Mondragon is recognised as being one of the greatest commercial success stories of post-war Spain. Today it has almost 100,000 worker-owners and is the seventh largest business corporation in the country with sales of 16-billion Euros.

All other ‘isms’ are obsolete

In the space of just twenty years, first communism and then global capitalism have both passed their use-by dates. As systems they are irretrievably damaged, totally discredited and increasingly seen as having no relevance to the modern world. Inevitably, more attention is being given to the third system of syndicalism on which the European Socialism of Oswald Mosley and Raven Thomson is based.
A major breakthrough is the recent news that North America’s largest industrial union with 1.2-million members, the United Steelworker’s Union (USU), has agreed a framework of collaboration with Mondragon to establish syndical start-ups in Canada and the United States.
The USU President explained: ”We see Mondragon’s co-operative model with ‘One Worker, One Vote’ ownership as a means to re-empower workers and make business accountable to Main Street not Wall Street … too often we have seen Wall Street ‘hollow out’ companies by draining their cash and assets, shedding jobs and shutting plants. We need a new business model that invests in workers and communities!”.
This new syndical initiative has been overwhelmingly endorsed by Union members with one observer describing it as “a new social invention that makes capitalism, communism, state socialism and all the squabbling between these ‘isms’ as crude, obsolete and irrelevant”.
Most readers of European Action will wish the Mondragon-USU collaboration well but many will be surprised that this first co-operative venture should be with a non-European organisation. Surely within the homeland of our own continent there are many working groups with the vision and ambition to make the Mondragon factor work successfully for them.
It is up to those of us who understand what Mosley meant by European Socialism to promote its virtues. Whether by word of mouth, correspondence with local news media or any other means at our disposal, it is the task of all to bring to the attention of the people a system that advances enterprise, initiative and incentive throughout the workforce - and rewards it free from the rapacious demands of state owners or absentee shareholders.


Anonymous said...

'Leftie' remarks:

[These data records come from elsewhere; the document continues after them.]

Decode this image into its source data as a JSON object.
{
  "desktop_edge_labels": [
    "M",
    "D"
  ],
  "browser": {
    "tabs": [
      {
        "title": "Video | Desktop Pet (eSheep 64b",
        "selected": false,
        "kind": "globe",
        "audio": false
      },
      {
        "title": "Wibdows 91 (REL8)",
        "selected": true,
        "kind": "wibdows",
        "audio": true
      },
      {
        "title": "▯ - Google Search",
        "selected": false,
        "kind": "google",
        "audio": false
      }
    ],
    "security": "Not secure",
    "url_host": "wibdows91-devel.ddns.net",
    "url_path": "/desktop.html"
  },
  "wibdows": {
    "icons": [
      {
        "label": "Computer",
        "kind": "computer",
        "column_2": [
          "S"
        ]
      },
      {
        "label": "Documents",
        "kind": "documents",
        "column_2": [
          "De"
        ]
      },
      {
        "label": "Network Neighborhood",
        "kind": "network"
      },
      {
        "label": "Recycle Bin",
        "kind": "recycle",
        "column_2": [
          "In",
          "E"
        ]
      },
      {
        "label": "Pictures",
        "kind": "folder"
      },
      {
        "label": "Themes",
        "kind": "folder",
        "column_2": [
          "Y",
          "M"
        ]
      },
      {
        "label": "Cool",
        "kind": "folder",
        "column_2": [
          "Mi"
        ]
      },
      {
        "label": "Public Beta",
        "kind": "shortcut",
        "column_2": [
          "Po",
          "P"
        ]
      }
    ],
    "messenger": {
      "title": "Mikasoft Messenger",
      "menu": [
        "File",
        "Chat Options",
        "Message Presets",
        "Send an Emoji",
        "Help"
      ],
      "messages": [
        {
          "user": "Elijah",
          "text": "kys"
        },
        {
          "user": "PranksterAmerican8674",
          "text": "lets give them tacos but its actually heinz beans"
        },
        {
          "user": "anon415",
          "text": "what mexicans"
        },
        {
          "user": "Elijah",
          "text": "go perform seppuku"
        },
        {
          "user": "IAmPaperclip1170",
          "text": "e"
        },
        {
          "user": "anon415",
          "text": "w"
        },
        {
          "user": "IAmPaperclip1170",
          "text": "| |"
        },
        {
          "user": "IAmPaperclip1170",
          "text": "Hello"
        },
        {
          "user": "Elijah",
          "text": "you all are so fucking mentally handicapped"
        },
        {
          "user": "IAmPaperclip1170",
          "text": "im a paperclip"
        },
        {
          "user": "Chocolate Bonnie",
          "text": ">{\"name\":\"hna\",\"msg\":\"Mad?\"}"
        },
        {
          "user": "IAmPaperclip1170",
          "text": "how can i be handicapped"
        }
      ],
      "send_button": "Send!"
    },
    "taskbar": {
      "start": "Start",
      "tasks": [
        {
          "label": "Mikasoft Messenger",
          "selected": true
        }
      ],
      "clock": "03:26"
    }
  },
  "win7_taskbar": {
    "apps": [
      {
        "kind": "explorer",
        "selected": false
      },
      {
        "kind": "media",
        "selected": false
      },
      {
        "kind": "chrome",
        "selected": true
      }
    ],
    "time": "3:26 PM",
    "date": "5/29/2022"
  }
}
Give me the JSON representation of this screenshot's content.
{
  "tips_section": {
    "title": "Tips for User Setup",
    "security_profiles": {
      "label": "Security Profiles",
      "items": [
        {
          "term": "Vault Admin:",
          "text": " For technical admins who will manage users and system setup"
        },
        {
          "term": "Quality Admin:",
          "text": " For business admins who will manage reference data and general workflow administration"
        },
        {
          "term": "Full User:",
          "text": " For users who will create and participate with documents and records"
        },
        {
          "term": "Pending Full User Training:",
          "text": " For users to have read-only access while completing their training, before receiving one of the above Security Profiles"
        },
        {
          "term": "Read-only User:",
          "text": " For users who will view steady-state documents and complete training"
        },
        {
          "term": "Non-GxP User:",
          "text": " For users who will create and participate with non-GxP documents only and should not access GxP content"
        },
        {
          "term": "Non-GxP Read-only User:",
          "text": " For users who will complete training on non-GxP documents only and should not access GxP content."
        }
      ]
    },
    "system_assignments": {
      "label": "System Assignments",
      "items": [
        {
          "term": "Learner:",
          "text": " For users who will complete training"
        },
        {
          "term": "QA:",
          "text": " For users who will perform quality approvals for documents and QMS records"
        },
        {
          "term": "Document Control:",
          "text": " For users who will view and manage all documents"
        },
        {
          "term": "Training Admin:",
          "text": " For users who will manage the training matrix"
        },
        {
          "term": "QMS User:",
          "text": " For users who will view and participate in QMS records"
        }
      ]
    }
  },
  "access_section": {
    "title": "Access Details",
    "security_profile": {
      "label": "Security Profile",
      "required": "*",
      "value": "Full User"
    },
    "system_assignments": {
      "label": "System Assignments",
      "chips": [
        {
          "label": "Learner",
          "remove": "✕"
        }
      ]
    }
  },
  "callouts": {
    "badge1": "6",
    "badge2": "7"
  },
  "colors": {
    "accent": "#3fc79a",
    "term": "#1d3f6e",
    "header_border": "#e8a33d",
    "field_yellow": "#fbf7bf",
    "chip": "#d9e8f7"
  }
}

The UK has co-operatives where employees are the partners in the business and share its profits and strategy making: the John Lewis/Waitrose group is the most notable of these. There are also small credit unions that are, arguably, also syndicates.
Whether any of these would recognise either Oswald Mosley or European unity as an inspirations is not known and, in any case, doubtful.
The key point is that workers' syndicates are powerful and important parts of our economic relationships and work well for their workers, suppliers and customers. Which is beneficial to all of us.

Anonymous said...

From Balbo,
This links up so nicely with your next article. Only by credit creation being in the hands of the community can such Syndical enterprises be created on a wide scale. The other important aspect is that pension funds are placed in the hands of the very workers who pay into them and that the funds go towards worker investment in their own firms. In terms of returns alone, they could hardly do worse than pension fund investments have done recently and would have the added motivational aspect.
Raven saw the direction for the movement to be strong involvement in industrial relations. Such a shame he was lost so prematurely.

haidamaka said...

Europe a Nation blog by Robert Edwards

Posting on here for Europe a Nation